It's Earth Day, and I'm eager to tell you about a bundle of wooly goodness that just reached me from a farm in England. It is redolent of sheep. Not the spicy fragrance of spinning oil we often equate with wool yarn, but the bright and intoxicating notes of farm life. The sunshine, the soil, the trees and grass and, yes, the sheep themselves. Dare I say it, this yarn has terroir.
Except for a quick jaunt to be scoured, the fibers in this yarn never left a single 300-acre farm on the Surrey Hampshire borders. The yarn took two full years to come into being. The lambs were born, their wool coats grew, and they were shorn by the shepherdess herself. The fibers were skirted, spun, and skeined right there on the spot. By the very same people who raised the sheep. This yarn carries a rare and palpable sense of place.
The Way of Wool
By the time most wool reaches us, it's already logged countless miles away from the farm. It usually ventures to a warehouse to a scouring plant to a mill to a dyehouse. If it's yarn, it'll head to a shop or a farm next, and, finally, to the consumer. If it's a finished product, it makes even more stops. In the end, like a manuscript with many editors, some of the original voice has been lost along the way.
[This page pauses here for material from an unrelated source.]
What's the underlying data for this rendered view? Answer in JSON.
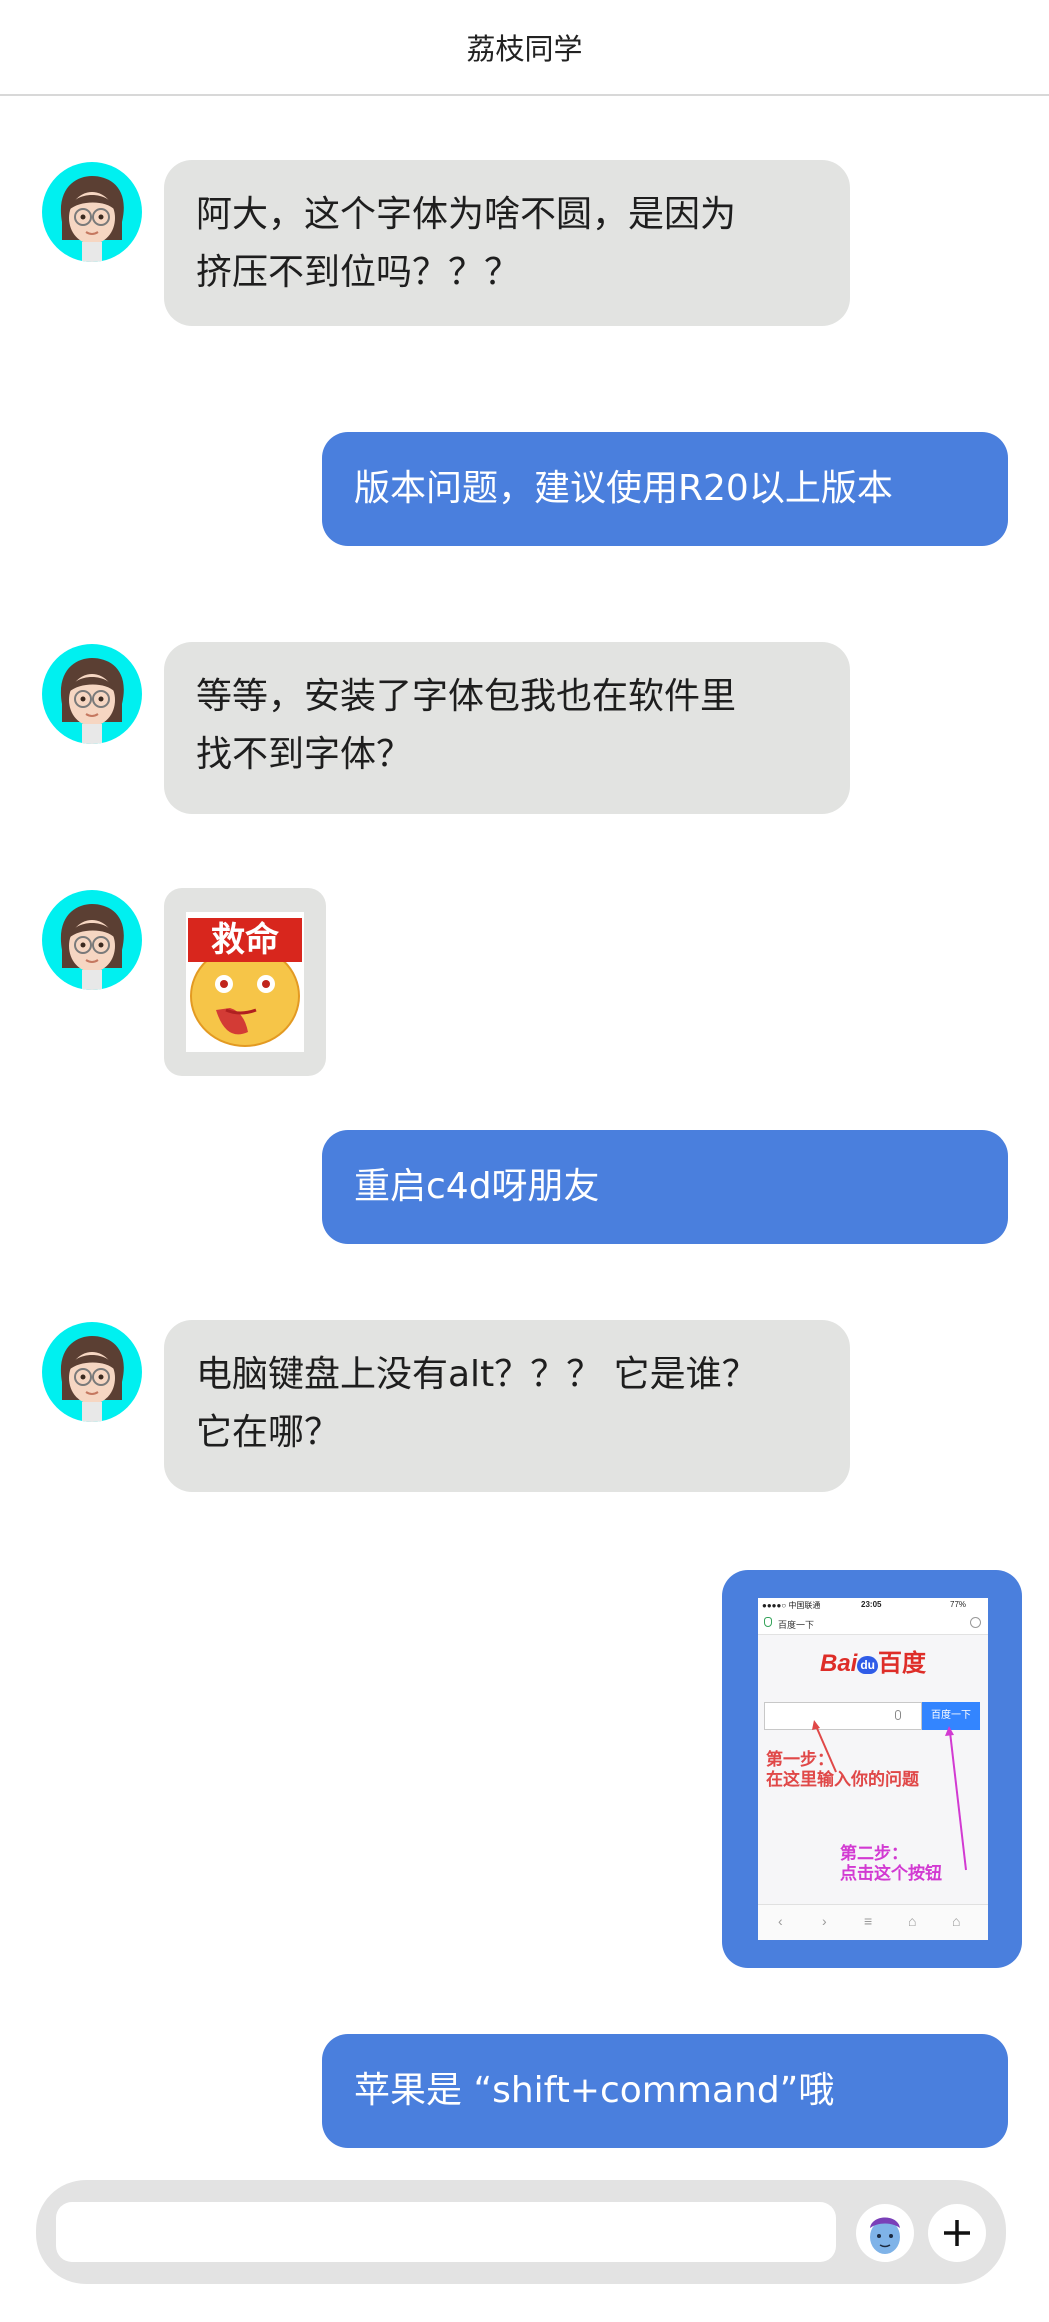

Some farms are happy to see the entire clip loaded up on a semi and driven off into the sunset. The yarn isn't their priority. But for those whose livelihood depends on the finished product, the mill is a critical link in the chain. Your choices are few, delays are many, and the finished results are entirely beyond your control.
Unless, that is, you spin it yourself.
The idea defies all logic of capitalism, where growth and efficiency and profitability are paramount. Make your own yarn and you return to the small and tangible and innately inefficient. But you also reclaim control over your supply chain and the finished product.
Where There's a Mill
How does one go about buying a mill? You have a few options. You can try to find salvage equipment from a bigger mill that went out of business. If you're very small, a cottage-scale Belfast Mini Mill setup may be all you need.
Or, you can plunk down the capital and buy new equipment from a reputable manufacturer like Pietro Ramella in Biella, Italy. When the check clears, a truck arrives and unloads several massive wooden crates. And that's it, you have your mill.
For Emma Boyles, that truck arrived on her UK farm in December of 2020, smack dab in the midst of a pandemic and Brexit. She and her husband Neil immediately set to work installing and learning how to use their shiny new Italian mill equipment. By April, they had their first skeins—of which I received four.
Emma and Neil have owned Well Manor Farm since 2004. Sheep came soon thereafter, under the care of Emma's shepherdess friend Susie Parish. By the time I met her in 2011 at Knit Nation in London, she was selling yarn from her Shetland and Gotland flock under the Well Manor Farm label. The yarn market was still dominated by superwash Merino imports, and Emma and John Arbon were early outliers in the local, breed-specific wool movement that was about to come. Emma's yarn was, in fact, spun by John.
Well Manor Farm later became The Little Grey Sheep. It lost the "little" moniker last year and is now The Grey Sheep.
It can take years to master mill equipment, to understand its nuances and deftly match them with the qualities of the fibers being spun. I've seen beautiful wool destroyed at the hands of new mill owners with the best of intentions but not yet enough experience.
When Emma told me her plans and asked if I'd like to see the yarn, I was apprehensive. It's a rare person who can master commercial-scale fiber farming and yarn manufacturing. I can count on one hand the number of people who've done it. But Emma is well on her way.
Gotland wool, with is wide micron swing, benefits from a deft hand at the skirting table. Toss everything together and the prickle of the 30+ micron adult fibers will dominate. But skirt carefully, as Emma and Susie have done, and you'll get a surprisingly slinky material that averages in the mid 20 microns.
Emma sent me two skeins each of two weights: the Gotland Aran in its natural somewhat heathered gray state, and the lighter-weight Gotland 4-Ply in a gorgeous chocolate brown. Both yarns are enticingly even and balanced.
Before the Aran could woo me, the dark brown 4-Ply hopped onto my thumb and became the beginnings of a center-pull skein. From there, it demanded to leap onto my hexagonal needles and to launch into a garter-stitch square that has since become a rectangle and is threatening not to stop until it becomes a scarf or the yarn runs out, whichever happens first. I can't stop knitting.
While I dream of how heavenly and well-wearing a sweater would be, I don't feel any great urgency to make one. My real pleasure comes just from being with this yarn. Holding it, feeling it slide through my fingers, watching it form loops on my needle and fabric in my lap.
At a time when overseas travel is impossible, this yarn is the next best thing. It's a wearable, scratch-and-sniff postcard of the British countryside.